True to form for this music-loving town, the airport hosts live musical performances by local bands and solo acts to entertain travelers. For their visual pleasure, public art works are on display throughout the airport.

A second terminal called the Southern Terminal is located an eight-mile drive away. It serves three regional airlines. The small terminal doesn’t have any shops or restaurants, but travelers grab-and-go food is available, as well as a food truck service with patio seating.

There are a number of ways to get to and from Austin-Bergstrom International Airport. The city’s MetroBus provides transportation to downtown Austin and North Austin and downtown. In addition to Uber and Lyft, there are two local rideshare services, the nonprofit RideAustin and Wingz, which only provides rides to and from the airport.

Other options include the SuperShuttle, taxis, limousine service and car rental agencies.

You haven’t really experienced Austin until you’ve heard some live music. Luckily it’s not hard to do. There are several entertainment districts offering all kinds of options. Tourists tend to flock to the music venues and nightclubs along Sixth Street, while locals hangout in South Congress south of Lady Bird Lake. There’s also Red River, a three-block area thick with nightclubs, and Rainey Street, a strip of former residences turned bars.

With 300 days of sunshine a year, Austin is one of the best cities in the country for golfing, so says Golf magazine.

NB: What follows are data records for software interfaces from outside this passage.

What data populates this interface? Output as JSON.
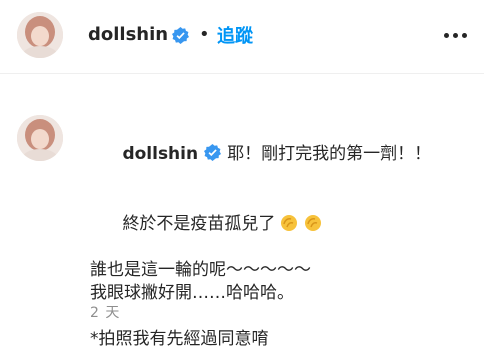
{
  "post_header": {
    "username": "dollshin",
    "separator": "•",
    "follow_label": "追蹤",
    "verified_icon": "verified-badge-icon",
    "more_icon": "more-options-icon"
  },
  "caption": {
    "username": "dollshin",
    "lines": [
      "耶！剛打完我的第一劑！！",
      "終於不是疫苗孤兒了",
      "誰也是這一輪的呢～～～～～",
      "我眼球撇好開……哈哈哈。",
      "",
      "*拍照我有先經過同意唷"
    ],
    "emoji": "clapping-hands-icon",
    "timestamp": "2 天"
  },
  "colors": {
    "accent": "#0095f6",
    "text": "#262626",
    "secondary": "#8e8e8e",
    "verified": "#3897f0"
  }
}
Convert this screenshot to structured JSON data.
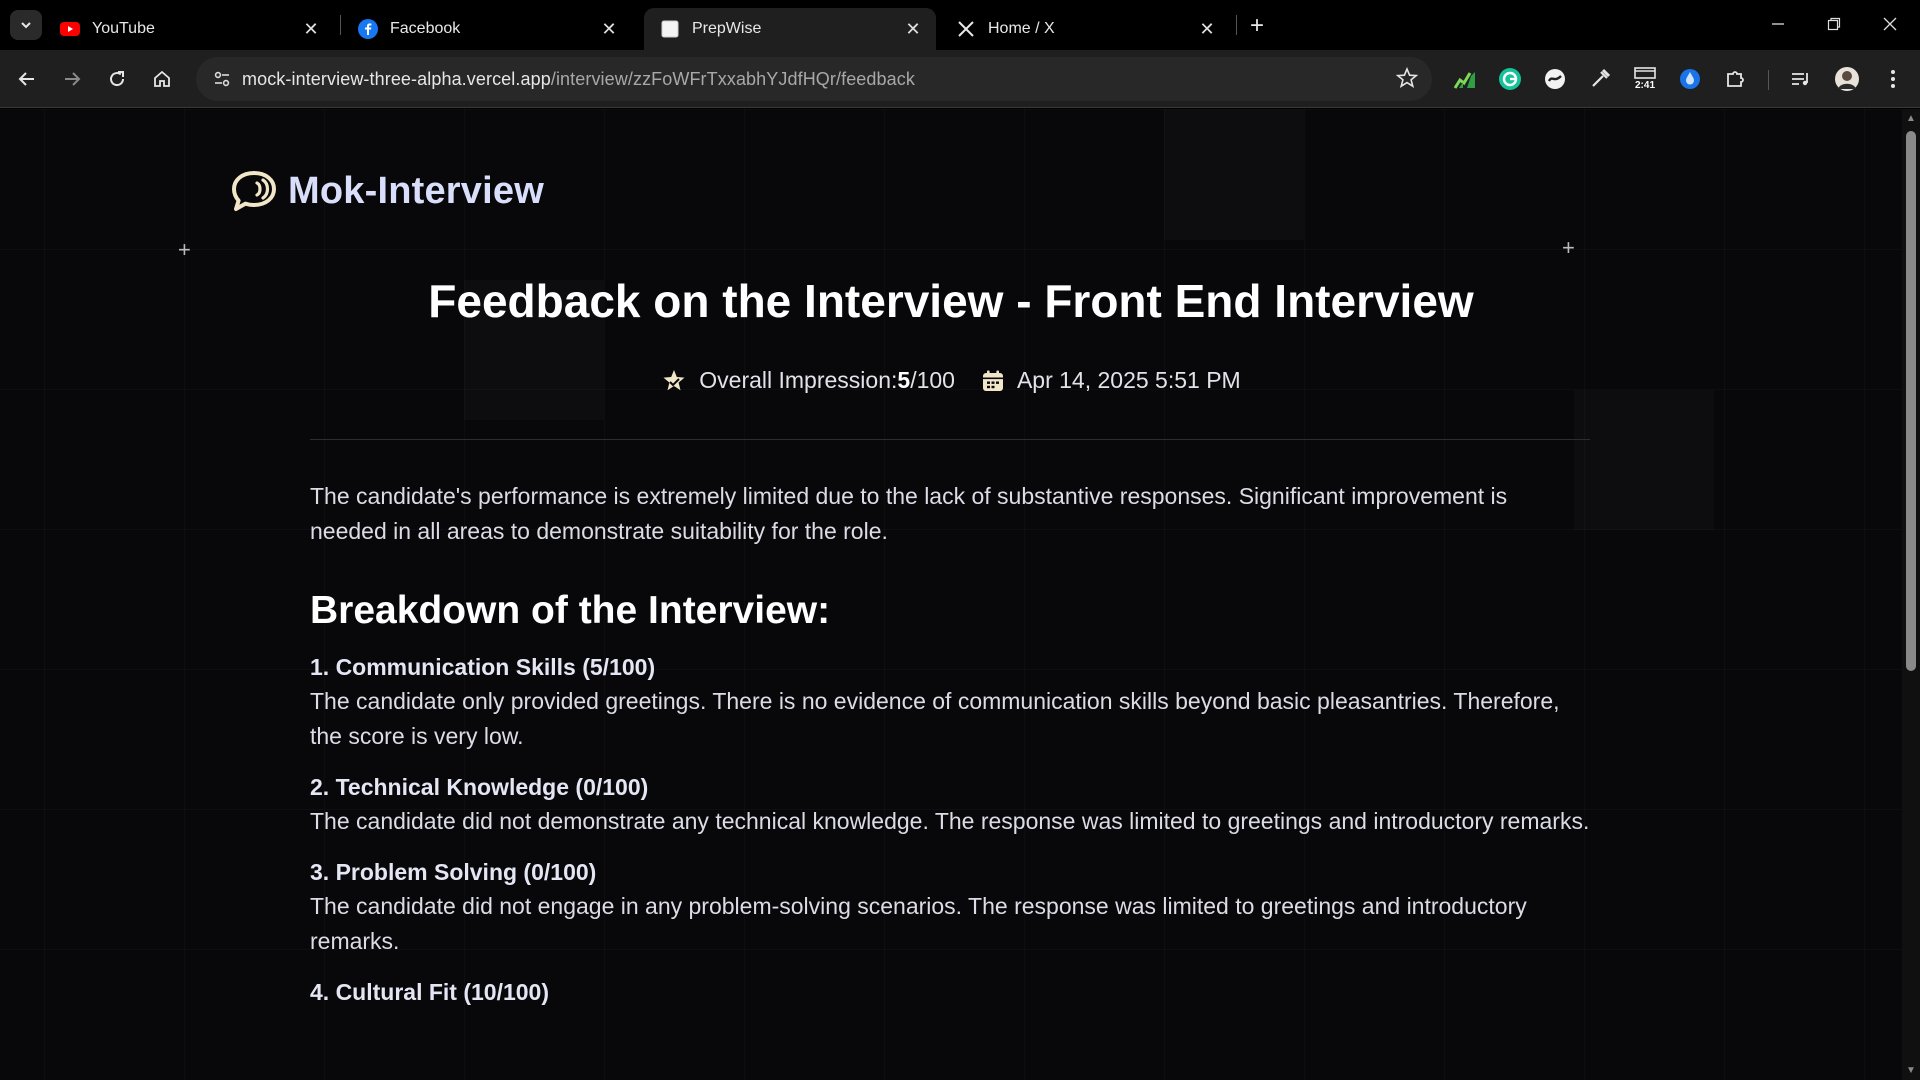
{
  "browser": {
    "tabs": [
      {
        "title": "YouTube",
        "favicon": "youtube-icon",
        "active": false
      },
      {
        "title": "Facebook",
        "favicon": "facebook-icon",
        "active": false
      },
      {
        "title": "PrepWise",
        "favicon": "page-icon",
        "active": true
      },
      {
        "title": "Home / X",
        "favicon": "x-icon",
        "active": false
      }
    ],
    "url_host": "mock-interview-three-alpha.vercel.app",
    "url_path": "/interview/zzFoWFrTxxabhYJdfHQr/feedback",
    "ext_badge": "2:41"
  },
  "app": {
    "logo_text": "Mok-Interview"
  },
  "feedback": {
    "title": "Feedback on the Interview - Front End Interview",
    "impression_label": "Overall Impression: ",
    "impression_score": "5",
    "impression_total": "/100",
    "date": "Apr 14, 2025 5:51 PM",
    "summary": "The candidate's performance is extremely limited due to the lack of substantive responses. Significant improvement is needed in all areas to demonstrate suitability for the role.",
    "breakdown_heading": "Breakdown of the Interview:",
    "categories": [
      {
        "title": "1. Communication Skills (5/100)",
        "text": "The candidate only provided greetings. There is no evidence of communication skills beyond basic pleasantries. Therefore, the score is very low."
      },
      {
        "title": "2. Technical Knowledge (0/100)",
        "text": "The candidate did not demonstrate any technical knowledge. The response was limited to greetings and introductory remarks."
      },
      {
        "title": "3. Problem Solving (0/100)",
        "text": "The candidate did not engage in any problem-solving scenarios. The response was limited to greetings and introductory remarks."
      },
      {
        "title": "4. Cultural Fit (10/100)",
        "text": ""
      }
    ]
  },
  "colors": {
    "page_bg": "#08080a",
    "logo": "#d9dffb",
    "accent_star": "#f2e6c9"
  }
}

There are more than two dozen golf courses in the area, some designed by celebrated golf designers Tom Fazio and Robert Trent Jones. 

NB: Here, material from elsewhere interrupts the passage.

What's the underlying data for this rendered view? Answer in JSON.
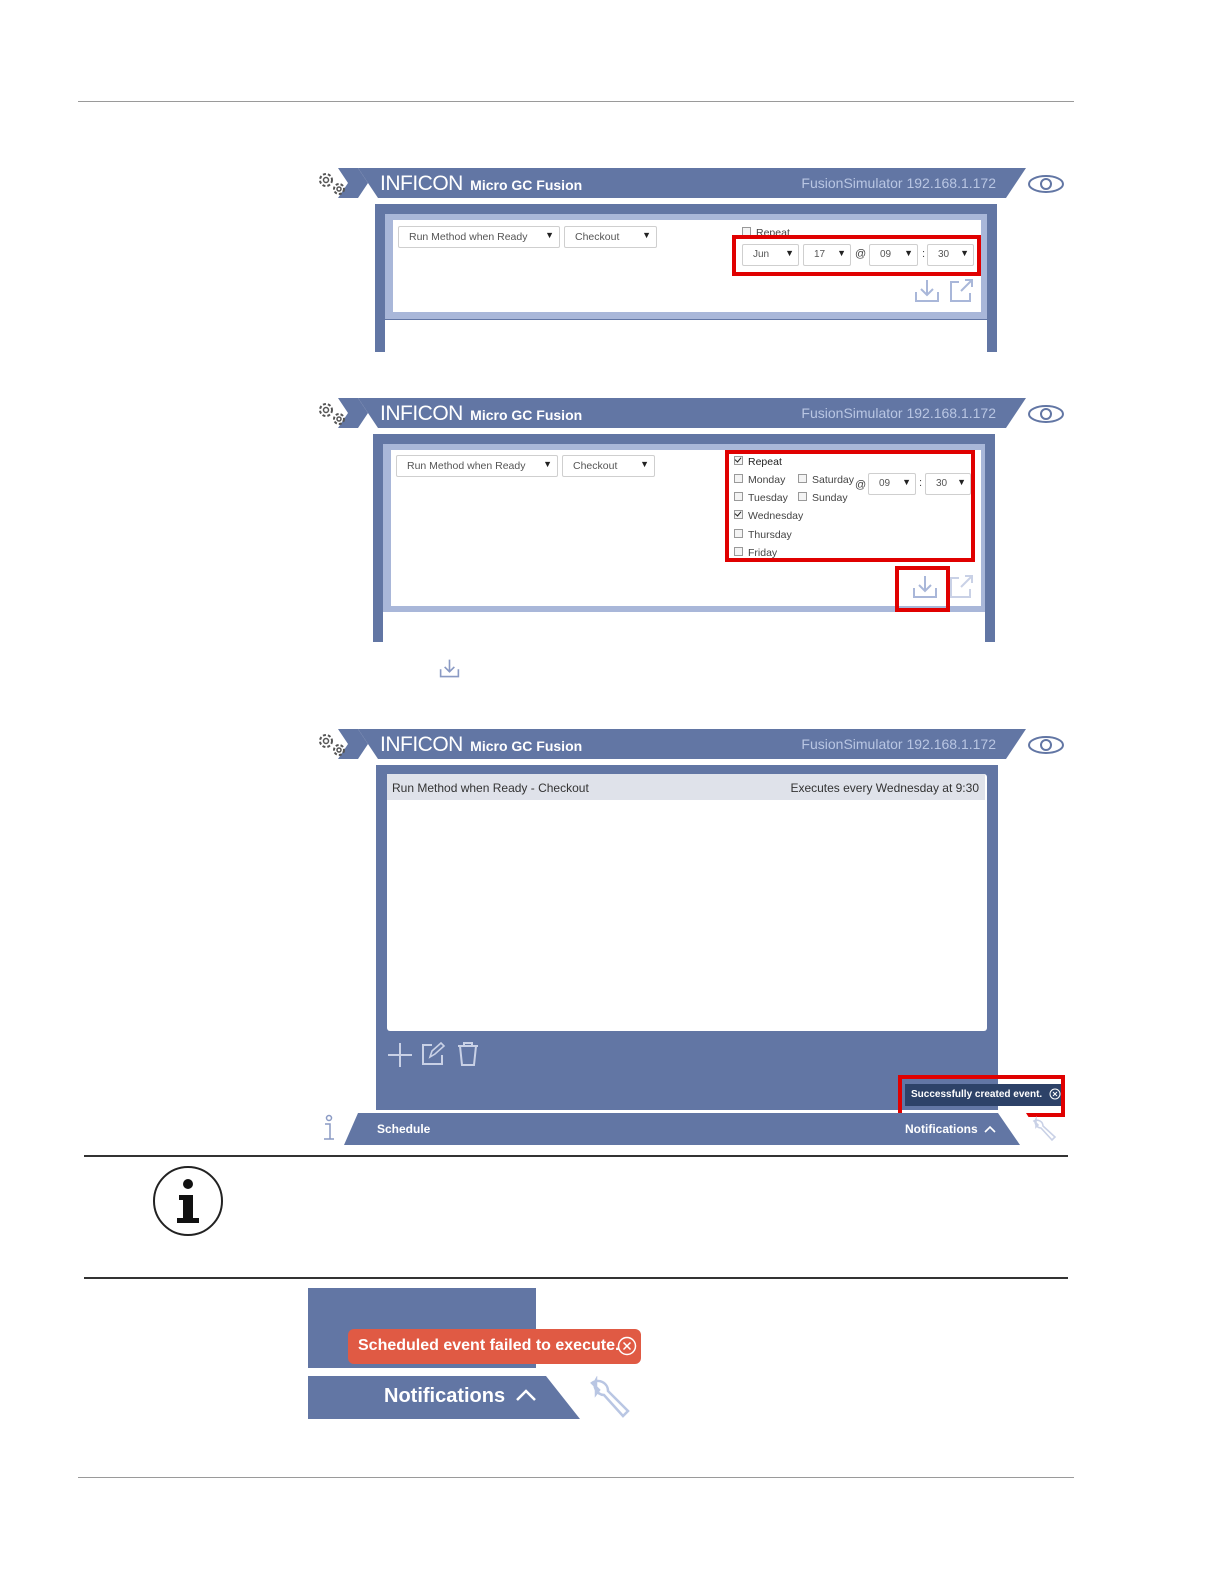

Nature lovers will want to gather in the amphitheater at the Ann Richards Congress Avenue Bridge at dusk between April and October to witness a stunning natural phenomenon when up to 1.5 million bats take flight for their nightly feed. At the Lady Bird Johnson Wildflower Center, explore more than 800 species of local plants, the butterfly garden, woodland space, water gardens and a 16-acre arboretum.

Immerse yourself in the arts and culture of the region by visiting Mexic-Arte Museum of contemporary Mexican and Latin American art; Texas Music Museum; Blanton Museum of Art, home of modern and contemporary American and Latin American work, Italian Renaissance and Baroque paintings; and Bee Cave Sculpture Park, seven acres of permanent and rotating installations including a children’s play area and spring-fed pond.

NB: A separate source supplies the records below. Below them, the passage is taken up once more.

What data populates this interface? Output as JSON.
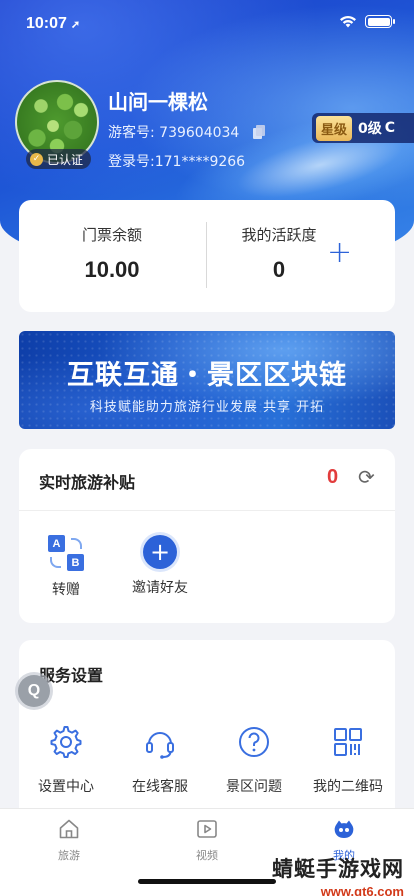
{
  "status_bar": {
    "time": "10:07",
    "location_arrow": "➚"
  },
  "profile": {
    "name": "山间一棵松",
    "verified_label": "已认证",
    "verified_icon_glyph": "✓",
    "visitor_id_label": "游客号: 739604034",
    "login_label": "登录号:171****9266",
    "star_tag": "星级",
    "level": "0级",
    "refresh_glyph": "C"
  },
  "balance": {
    "ticket_label": "门票余额",
    "ticket_value": "10.00",
    "activity_label": "我的活跃度",
    "activity_value": "0",
    "add_glyph": "+"
  },
  "banner": {
    "title": "互联互通・景区区块链",
    "subtitle": "科技赋能助力旅游行业发展  共享  开拓"
  },
  "subsidy": {
    "title": "实时旅游补贴",
    "count": "0",
    "refresh_glyph": "⟳",
    "actions": [
      {
        "label": "转赠",
        "icon": "ab-transfer-icon"
      },
      {
        "label": "邀请好友",
        "icon": "plus-circle-icon",
        "glyph": "+"
      }
    ]
  },
  "services": {
    "title": "服务设置",
    "items": [
      {
        "label": "设置中心",
        "icon": "gear-icon"
      },
      {
        "label": "在线客服",
        "icon": "headset-icon"
      },
      {
        "label": "景区问题",
        "icon": "question-icon"
      },
      {
        "label": "我的二维码",
        "icon": "qr-code-icon"
      }
    ]
  },
  "float_button": {
    "glyph": "Q"
  },
  "tab_bar": {
    "items": [
      {
        "label": "旅游",
        "icon": "home-icon",
        "active": false
      },
      {
        "label": "视频",
        "icon": "video-icon",
        "active": false
      },
      {
        "label": "我的",
        "icon": "profile-face-icon",
        "active": true
      }
    ]
  },
  "watermark": {
    "line1": "蜻蜓手游戏网",
    "line2": "www.qt6.com"
  },
  "colors": {
    "accent": "#2c62d8",
    "count_red": "#e23c3c",
    "background": "#f2f3f7",
    "star_tag_gold": "#e9b85a"
  }
}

Food is a big part of the culture in Austin, with an emphasis on barbecue and Tex-Mex cuisine. Restaurants tend toward the casual and funky. Popular spots include Contigo, an outdoor beer garden with a ranch-inspired menu heavy on the meat; Mi Madre, a funky, colorful spot for Tex-Mex; Franklin BBQ, where the wait can stretch for hours on the weekends; and Eastside Café, serving creative farm-to-table cuisine since 1988.

All the major chains are represented -- the W, Omni, Hilton, Hyatt, Marriott, DoubleTree, etc. But there are a couple of historic hotels offering unique accommodations. InterContinental Stephen F. Austin, built in 1924, is named after the “Father of Texas.” Located in the central business district, it was renovated in 2013. Built in 1886, Driskill Hotel boasts an eye-popping lobby featuring marble floors, columns, and stained glass ceilings on Sixth Street. 

For a unique boutique hotel experience, Aloft Austin Northwest is a contemporary inn featuring minimalist design and pops of bold color, and the Heywood Hotel in East Austin boasts seven distinct rooms deck out in an artful blend of classic and contemporary designs.

If you embrace the local phrase “Keep Austin Weird,” book a stay at the hip and funky Lone Star Court, a mid-century-modern-meets-ranch-style motor court with a cool bar and live music.

Austin is the land of long, hot summers and short, mild winters. Temperatures hover in the 80s and 90s from April to October. It’s the hottest in August, when the highs average 97 degrees. Low temperatures bottom out around the low 40s from December through February, reaching an average low of 42 in January. An estimated 34 inches of rain fall a year on average, with May and June being the wettest months.